One of the major risks of relying on dividend income, is the potential for a company to struggle financially and cut its dividend. Not only is your income cut, but the value of your investment declines as well – nasty. For the purpose of this article, we only scrutinise the last decade of GUD Holdings’s dividend payments. This dividend has been unstable, which we define as having fallen by at least 20% one or more times over this time. During the past ten-year period, the first annual payment was AU$0.60 in 2009, compared to AU$0.53 last year. This works out to be a decline of approximately -1.2% per year over that time. GUD Holdings’s dividend hasn’t shrunk linearly at -1.2% per annum, but the CAGR is a useful estimate of the historical rate of change.
Dividend Growth Potential
Given that the dividend has been cut in the past, we need to check if earnings are growing and if that might lead to stronger dividends in the future. Earnings have grown at around 7.2% a year for the past five years, which is better than seeing them shrink! Past earnings growth has been decent, but unless this is one of those rare businesses that can grow without additional capital investment or marketing spend, we’d generally expect the higher payout ratio to limit its future growth prospects.
To summarise, shareholders should always check that GUD Holdings’s dividends are affordable, that its dividend payments are relatively stable, and that it has decent prospects for growing its earnings and dividend. First, we think GUD Holdings has an acceptable payout ratio, although its dividend was not well covered by cashflow. Second, earnings growth has been ordinary, and its history of dividend payments is chequered – having cut its dividend at least once in the past. Overall, GUD Holdings falls short in several key areas here. Unless the investor has strong grounds for an alternative conclusion, we find it hard to get interested in a dividend stock with these characteristics.
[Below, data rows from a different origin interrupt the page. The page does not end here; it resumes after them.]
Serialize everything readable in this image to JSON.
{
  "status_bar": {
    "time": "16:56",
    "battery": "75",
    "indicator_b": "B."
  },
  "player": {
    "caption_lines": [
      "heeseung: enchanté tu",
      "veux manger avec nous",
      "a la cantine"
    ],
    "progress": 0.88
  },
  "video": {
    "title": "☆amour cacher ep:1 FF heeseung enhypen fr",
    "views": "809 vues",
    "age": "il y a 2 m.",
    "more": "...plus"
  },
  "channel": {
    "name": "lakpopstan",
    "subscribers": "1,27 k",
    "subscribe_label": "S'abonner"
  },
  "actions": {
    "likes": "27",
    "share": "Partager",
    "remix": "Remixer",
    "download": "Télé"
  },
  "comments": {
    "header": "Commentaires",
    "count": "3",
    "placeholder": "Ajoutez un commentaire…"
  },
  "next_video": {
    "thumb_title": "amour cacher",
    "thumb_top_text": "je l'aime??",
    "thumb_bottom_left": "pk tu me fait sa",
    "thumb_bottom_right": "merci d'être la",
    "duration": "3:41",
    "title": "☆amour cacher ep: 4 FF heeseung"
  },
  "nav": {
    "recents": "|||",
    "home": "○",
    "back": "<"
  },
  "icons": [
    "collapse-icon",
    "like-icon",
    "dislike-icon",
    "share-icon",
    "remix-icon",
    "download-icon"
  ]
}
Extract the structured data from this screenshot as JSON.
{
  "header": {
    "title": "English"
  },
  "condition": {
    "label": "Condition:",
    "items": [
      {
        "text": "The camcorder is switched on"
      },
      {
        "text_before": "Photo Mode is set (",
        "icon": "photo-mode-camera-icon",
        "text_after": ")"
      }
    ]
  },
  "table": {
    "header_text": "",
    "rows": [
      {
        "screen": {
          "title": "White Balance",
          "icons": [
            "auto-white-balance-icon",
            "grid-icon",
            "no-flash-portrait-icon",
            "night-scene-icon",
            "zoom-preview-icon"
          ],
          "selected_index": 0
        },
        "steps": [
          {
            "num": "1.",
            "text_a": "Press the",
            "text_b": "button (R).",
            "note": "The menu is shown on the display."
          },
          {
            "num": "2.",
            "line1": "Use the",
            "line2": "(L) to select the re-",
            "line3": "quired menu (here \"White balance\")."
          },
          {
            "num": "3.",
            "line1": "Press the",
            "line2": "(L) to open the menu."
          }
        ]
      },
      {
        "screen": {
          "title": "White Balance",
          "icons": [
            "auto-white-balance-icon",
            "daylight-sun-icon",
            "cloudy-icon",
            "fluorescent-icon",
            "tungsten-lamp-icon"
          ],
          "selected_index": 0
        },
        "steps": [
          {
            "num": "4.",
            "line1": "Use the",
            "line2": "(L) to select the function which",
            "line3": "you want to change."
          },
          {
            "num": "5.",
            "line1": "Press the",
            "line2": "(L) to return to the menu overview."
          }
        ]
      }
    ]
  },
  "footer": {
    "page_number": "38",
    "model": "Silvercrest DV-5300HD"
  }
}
Companies that are growing earnings tend to be the best dividend stocks over the long term. See what the 7 analysts we track are forecasting for GUD Holdings for free with public analyst estimates for the company.
If you are a dividend investor, you might also want to look at our curated list of dividend stocks yielding above 3%.
We aim to bring you long-term focused research analysis driven by fundamental data. Note that our analysis may not factor in the latest price-sensitive company announcements or qualitative material.
If you spot an error that warrants correction, please contact the editor at firstname.lastname@example.org. This article by Simply Wall St is general in nature. It does not constitute a recommendation to buy or sell any stock, and does not take account of your objectives, or your financial situation. Simply Wall St has no position in the stocks mentioned. Thank you for reading.